I met with a client during the week. We have been spending time lately on his relationships with his team and peers. He felt that he had a good leadership style and quite an effective communication style. However he had been given feedback that he didn’t involve people and tended to go with his own ideas.
Over the time of our relationship, my client was able to provide a lot of information about his team members and that suggested to me that my client was a leader who was capable of using social as well as technical skills in his role. Research has found that competence in social skills accounts for the majority of difference between good and great leaders and yet few leaders develop this competence.
What do I mean competence in social skills?
Neuroscience has found that we are at our most productive, creative and innovative when we activate our prefrontal cortex. This region of the brain is responsible for these outcomes. It is also the region that enables us to trust, connect and engage with others. The more we interact with others, the more open we are and the more we innovate. Being social is not about being soft. It is about using the brains around us to create possibility.
I was pleased that my client had the capacity and inclination to develop these skills.
A leaders’ social competence shows up in their communication style. When they have high social competence their communication style develops trust with people and engages them. Their conversations are inclusive and open rather than judging and closed. Leaders with low social competence tend to be those who must be right and must have control. Their communication style tends to shut conversations down. These leaders do most of the talking and listen long enough to develop their next argument without consideration of what others are thinking. People around these types of leaders tend not to provide input, challenge or question. The feedback my client received suggested that this might be happening around him.
To get an understanding of my client’s behaviour I sat in on a few his meetings to observe his communication style. I counted up the amount of time he spoke vs the time he allowed others. I noted the types of questions he asked and the how he put his views and ideas forward. This type of assessment occurs often in the elite sports sector so that the athlete learns how and where they need improve their performance. Bringing this concept into leader development is a fantastic way for a leader to improve theirs.
My observations showed that my client did allow space for open discussion in meetings. However the big finding was how he tended to involve only a few of the members of his team in the conversations. We discussed this and he admitted that the people he involved most were the ones that thought like he did. He also said that when he did ask for input, some of his team simply referred the decision back to him. He said he found this frustrating.

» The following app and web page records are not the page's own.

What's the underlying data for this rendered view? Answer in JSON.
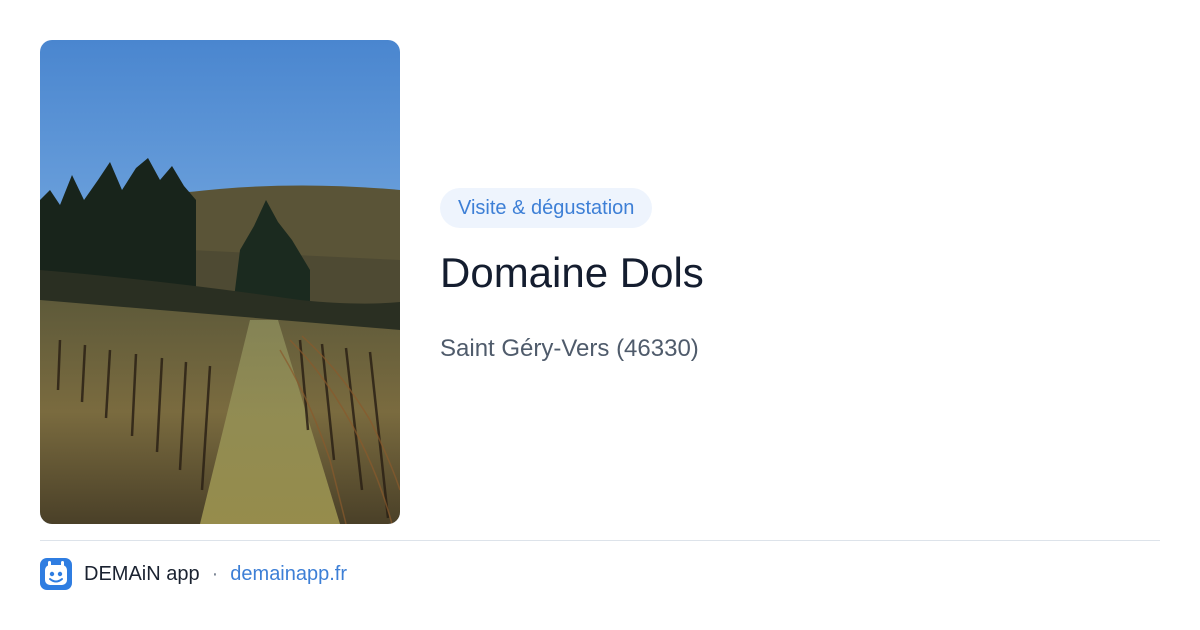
{
  "card": {
    "image": {
      "description_icon": "vineyard-photo",
      "alt": "Domaine Dols"
    },
    "tag_label": "Visite & dégustation",
    "title": "Domaine Dols",
    "location": "Saint Géry-Vers (46330)"
  },
  "footer": {
    "app_icon": "demain-app-icon",
    "app_name": "DEMAiN app",
    "separator": "·",
    "domain": "demainapp.fr"
  },
  "colors": {
    "accent": "#3d7fd6",
    "tag_background": "#eef4fd",
    "title": "#141d2f",
    "subtitle": "#4f5b6b"
  }
}
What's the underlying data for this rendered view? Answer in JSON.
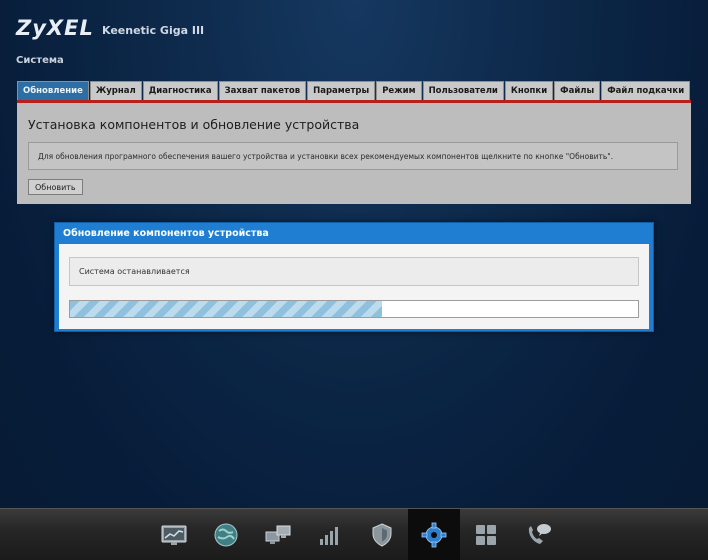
{
  "brand": {
    "logo": "ZyXEL",
    "model": "Keenetic Giga III"
  },
  "section_title": "Система",
  "tabs": [
    {
      "label": "Обновление",
      "active": true
    },
    {
      "label": "Журнал"
    },
    {
      "label": "Диагностика"
    },
    {
      "label": "Захват пакетов"
    },
    {
      "label": "Параметры"
    },
    {
      "label": "Режим"
    },
    {
      "label": "Пользователи"
    },
    {
      "label": "Кнопки"
    },
    {
      "label": "Файлы"
    },
    {
      "label": "Файл подкачки"
    }
  ],
  "panel": {
    "title": "Установка компонентов и обновление устройства",
    "info": "Для обновления програмного обеспечения вашего устройства и установки всех рекомендуемых компонентов щелкните по кнопке \"Обновить\".",
    "button_label": "Обновить"
  },
  "dialog": {
    "title": "Обновление компонентов устройства",
    "status": "Система останавливается",
    "progress": 0.55
  },
  "dock": {
    "items": [
      {
        "icon": "monitor-chart-icon"
      },
      {
        "icon": "globe-icon"
      },
      {
        "icon": "network-computers-icon"
      },
      {
        "icon": "signal-bars-icon"
      },
      {
        "icon": "shield-icon"
      },
      {
        "icon": "gear-icon",
        "active": true
      },
      {
        "icon": "apps-grid-icon"
      },
      {
        "icon": "phone-chat-icon"
      }
    ]
  },
  "colors": {
    "tab_active": "#2d6ea4",
    "panel_border": "#b8201d",
    "dialog_header": "#1f7ed1"
  }
}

My client is very keen to be a great leader and he understands that his greatest resource is his people. However he admitted he was reticent to change and improve his communication style as he believed that this might have a negative impact on his efficiency in delivering his KPI’s.
We discussed how this might look using a number of scenarios and with this my client decided on a model to experiment with. He wanted to have everyone’s input and believed this was very important. He was keen to find a better way to run the meetings.
We mapped out some questions that would encourage connection and input of everyone without it sounding too structured. My client was open to experimenting to find the best way to engage his people and still deliver. We spoke about the need to get feedback direct from his team which he was uncomfortable in asking for. I explained that this process provides a great opportunity to practice asking questions, listening to understand, and being non judgmental. It also shows courage and vulnerability which leaders need to have a healthy dose of. My client is still nervous about doing this so we will discuss again in another session.
So this is a work in progress for my client but I hope that this helps highlight how you can improve your communication style and become more inclusive and engaging.
If you would like to discuss your own communication style and how you can improve it, please send me an email and I will set up a time to catch up.